April 16, 2015 at 12:25 am

I'm trying to install a piece of software by running a batch file which calls msiexec with a transform. My script goes like this
foreach($computer in $computers){
if(Test-Connection $computer -quiet){
if((Test-Path "\\$computer\c$\software") -eq $false){
Copy-Item $source -Destination "\\$computer\c$\software" -Recurse -Force
$session=New-PSSession -Computer $computer -Credential $cred
$job = Invoke-Command -SessionName $session -Computername $computer -ScriptBlock {Start-Process "c:\Software\run.bat"} -AsJob
$job | Wait-Job
Remove-PSSession $session
}
else ....

My folder gets copied and Job state says Completed when the script finishes yet the software isn't getting installed. Some help would be appreciated.

April 16, 2015 at 3:57 am

First, in:

"\\$computer\c$\software"

You should probably escape the second dollar sign by preceding it with a backtick. Just for better long-term reading and maintenance.

I assume Run.bat works fine when you run it interactively yourself? It's possible that the installer is expecting to find a logged-on user and profile. That's often the case when they try to create Start menu icons and other per-user data. Running the batch file remotely doesn't provide a logged-in user profile, and some installers will fail in that situation. There isn't anything you can do about that other than modifying the installer so that it can work when there's no active user profile loaded.

April 16, 2015 at 6:16 am

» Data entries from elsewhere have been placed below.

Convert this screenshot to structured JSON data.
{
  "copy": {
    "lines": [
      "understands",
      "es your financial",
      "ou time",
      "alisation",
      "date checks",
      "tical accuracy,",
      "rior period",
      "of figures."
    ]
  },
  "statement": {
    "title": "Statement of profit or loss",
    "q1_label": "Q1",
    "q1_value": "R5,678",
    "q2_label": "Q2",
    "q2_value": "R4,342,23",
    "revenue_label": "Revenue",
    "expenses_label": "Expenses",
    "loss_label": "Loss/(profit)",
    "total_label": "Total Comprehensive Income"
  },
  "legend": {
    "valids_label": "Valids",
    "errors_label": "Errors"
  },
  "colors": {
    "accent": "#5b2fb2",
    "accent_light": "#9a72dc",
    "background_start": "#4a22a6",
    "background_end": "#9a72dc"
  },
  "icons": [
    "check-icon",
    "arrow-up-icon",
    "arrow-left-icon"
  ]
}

The batch file actually calls the msiexec installer which in turn uses a transform an dyes it works interactively. I tried replacing New-PSSession simply leaving

Invoke-Command -computername $computer -Authentication Kerberos -ScriptBlock {& msiexec.exe "/i '\\$computer\c`$\software\install.msi' /T `"\\$computer\c`$\software\some transform file.mst`" /qb" -Wait -Passthru}
but still no success so as you suggested possibly this installation needs a logged in user indeed which makes it quite a pain to install on over 50 Server 2008 R2 hosts.

April 16, 2015 at 6:18 am

Yeah, unfortunately there are more badly-made MSIs than goodly-made ones.

April 16, 2015 at 6:26 am

Actually, I'll point out another possibility, now that I can see what your code is attempting more clearly.

Invoke-Command -computername $computer -Authentication Kerberos -ScriptBlock {& msiexec.exe "/i '\\$computer\c`$\software\install.msi' /T `"\\$computer\c`$\software\some transform file.mst`" /qb" -Wait -Passthru}

Point 1:
You're sending a command to $computer via Remoting, and asking $computer to connect to \\$computer\c$\etc. That's a "double hop," meaning the attempt to access the UNC will be un-authenticated and, because it's an admin share (C$), will likely not work. It doesn't matter than the computer is accessing itself, it's still incurring a second "network access" hop. Try providing a local path (e.g., C:\) instead.

Point 2:
Within the -ScriptBlock you're passing to Invoke-Command, $computer actually has no context. The ScriptBlock is executed on the remote machine, where $computer was never defined. So your UNC is "\\\c$\software\install.msi" which is likely not going to work. On PowerShell v3 and later, you can use [b]$using:computer[/b] to pass the contents of your local $computer into the remote script block for execution, but this will just get you back to Point 1.

April 16, 2015 at 6:31 am

My bad, I was typing from memory hence the confusion but the script actually uses local path in ScriptBlock. Looks like I learned something new thrugh that mistake. Never heard of $using:xxx. Thanks for that 🙂

April 16, 2015 at 6:47 am

In that case, it's probably the MSI not playing well ;).